Eye Drops for Dry Eyes: Why You Should See Your Eye Doctor
Effectively managing a health condition like dry eye syndrome (DES) requires a thorough diagnostic and treatment process. So why do so many people find themselves pacing up and down the eye drop aisle at their local drug store, searching for yet another eye drop to ease their symptoms?
Knowing exactly what’s causing your symptoms and how to treat the condition at its source is the only way to attain long-lasting relief. At Shelburne Primary EyeCare, we do more than just treat the symptoms — we determine the underlying cause of your DES.
Do You Have Dry Eye Syndrome?
DES is a progressive eye condition that affects over 20 million North Americans annually. It is caused by either poor tear quality or insufficient tears.
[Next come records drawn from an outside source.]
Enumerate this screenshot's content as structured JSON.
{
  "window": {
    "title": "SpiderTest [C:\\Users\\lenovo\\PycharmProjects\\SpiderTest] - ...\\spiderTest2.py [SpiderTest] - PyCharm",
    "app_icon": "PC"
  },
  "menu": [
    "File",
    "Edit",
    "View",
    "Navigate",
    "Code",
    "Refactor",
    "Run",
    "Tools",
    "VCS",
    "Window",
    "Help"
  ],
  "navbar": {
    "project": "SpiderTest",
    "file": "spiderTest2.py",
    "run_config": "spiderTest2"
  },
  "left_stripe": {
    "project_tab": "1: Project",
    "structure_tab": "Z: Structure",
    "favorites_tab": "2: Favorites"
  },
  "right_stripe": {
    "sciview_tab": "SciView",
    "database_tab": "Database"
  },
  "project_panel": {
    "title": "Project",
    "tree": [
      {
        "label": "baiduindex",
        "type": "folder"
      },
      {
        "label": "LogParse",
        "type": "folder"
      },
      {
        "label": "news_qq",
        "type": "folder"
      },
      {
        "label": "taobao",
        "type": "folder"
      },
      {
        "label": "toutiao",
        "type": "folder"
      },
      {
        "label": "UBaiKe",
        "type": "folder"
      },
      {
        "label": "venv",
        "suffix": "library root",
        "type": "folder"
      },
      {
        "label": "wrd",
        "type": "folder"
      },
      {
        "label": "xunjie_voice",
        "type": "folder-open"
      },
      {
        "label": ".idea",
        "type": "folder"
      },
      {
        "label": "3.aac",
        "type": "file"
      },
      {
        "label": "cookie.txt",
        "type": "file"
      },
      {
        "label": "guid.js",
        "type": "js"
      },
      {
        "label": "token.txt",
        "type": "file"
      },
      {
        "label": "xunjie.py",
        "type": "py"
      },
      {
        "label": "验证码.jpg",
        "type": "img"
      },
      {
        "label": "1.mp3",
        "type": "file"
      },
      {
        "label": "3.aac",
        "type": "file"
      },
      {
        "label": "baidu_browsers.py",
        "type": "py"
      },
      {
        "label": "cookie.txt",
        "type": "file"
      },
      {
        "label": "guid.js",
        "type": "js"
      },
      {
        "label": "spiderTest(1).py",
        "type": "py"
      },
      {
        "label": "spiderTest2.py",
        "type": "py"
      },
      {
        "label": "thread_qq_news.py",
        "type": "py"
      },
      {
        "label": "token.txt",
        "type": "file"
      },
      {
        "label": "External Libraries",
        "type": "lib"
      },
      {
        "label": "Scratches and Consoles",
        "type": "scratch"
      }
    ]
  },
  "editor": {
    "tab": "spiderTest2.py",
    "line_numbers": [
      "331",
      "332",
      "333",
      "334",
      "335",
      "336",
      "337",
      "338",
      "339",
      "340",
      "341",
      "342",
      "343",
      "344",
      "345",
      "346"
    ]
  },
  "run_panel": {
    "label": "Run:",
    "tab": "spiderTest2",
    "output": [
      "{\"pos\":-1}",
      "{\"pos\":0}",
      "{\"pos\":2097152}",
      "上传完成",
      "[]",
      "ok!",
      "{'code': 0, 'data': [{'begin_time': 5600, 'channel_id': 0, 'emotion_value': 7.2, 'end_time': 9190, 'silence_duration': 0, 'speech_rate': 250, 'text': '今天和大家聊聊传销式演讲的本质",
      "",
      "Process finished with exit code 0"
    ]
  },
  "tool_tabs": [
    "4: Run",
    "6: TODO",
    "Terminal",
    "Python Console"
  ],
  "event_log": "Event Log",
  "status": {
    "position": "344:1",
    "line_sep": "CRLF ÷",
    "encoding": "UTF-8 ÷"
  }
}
The most common cause of poor tear quality is a condition called Meibomian gland dysfunction (MGD), a blockage of the meibomian glands — the tiny glands at the edge of the eyelids that secrete an oily film into your tears..
Some medical conditions that can cause decreased tear production include Sjogren’s syndrome, rheumatoid arthritis, lupus, scleroderma, thyroid conditions, and lupus. Aging and a vitamin A deficiency can also lower tear production.
Symptoms of DES range from mildly uncomfortable to debilitating, and can include:
- Red eyes
- Dry eyes
- Painful or irritated eyes
- Watery eyes
- Light sensitivity
- Itchy eyes
- Fatigued eyes
- Burning eyes
- Blurred vision
DES can make it difficult for the eye to flush out foreign bodies, so sand, grit and allergens sometimes get stuck in the eye.
Why Do People Use Over-the-Counter (OTC) Eye Drops?
Given how uncomfortable dry eye symptoms can be, it’s not surprising that dry eye sufferers seek relief in over-the-counter drops. People with DES may not realize that they should visit their eye doctor and not search for solutions on their own.
Some eye doctors recommend using OTC eye drops to temporarily treat mild symptoms until the condition naturally heals. For example, after an eye injury or surgery, many find that lubricating eye drops soothe the eyes and provide moisture.
But not all eye drops are created equal. People with mild to moderate cases of DES who seek relief from OTC solutions may be choosing the wrong types of drops or dosage for their eyes.
The three main categories of non-prescription eye drops are:
- Lubricating eye drops/artificial tears
- Antihistamine eye drops
- Redness-reducing eye drops
Masking a mild case of DES by using redness-reducing eye drops (also called decongestant eye drops) won’t address the underlying source of the redness. In fact, decongestant eye drops have been shown to exacerbate DES symptoms in the long run.
What’s more, your eyes can eventually become desensitized to the effects of OTC eye drops after repeated use. This eventually leads people back to the drugstore in search of even stronger eye drops, perpetuating the never-ending “eye drop cycle.”
End the Vicious Eye Drop Cycle
Experiencing continual eye irritation indicates the need for professional eye care. An optometrist will isolate the cause of your DES and use their expertise to solve the problem. New technologies are now available at dry eye optometrists to provide even more effective solutions.
Even if you have a mild case of dry eye syndrome, now is the perfect time to start treatment, before symptoms worsen. If you’ve sought help in the past but were told nothing else could be done to treat your eye condition, speak with Dr. Colette Whiting and Dr. Sandra Gillis-Kennedy about the latest and most effective dry eye treatments.
If you’re ready to end the cycle of buying over the counter eye drops without lasting relief, contact Dr. Colette Whiting and Dr. Sandra Gillis-Kennedy for a dry eye evaluation.
Shelburne Primary EyeCare serves patients from Shelburne, Melancthon, Alliston, Collingwood, and throughout Dufferin County.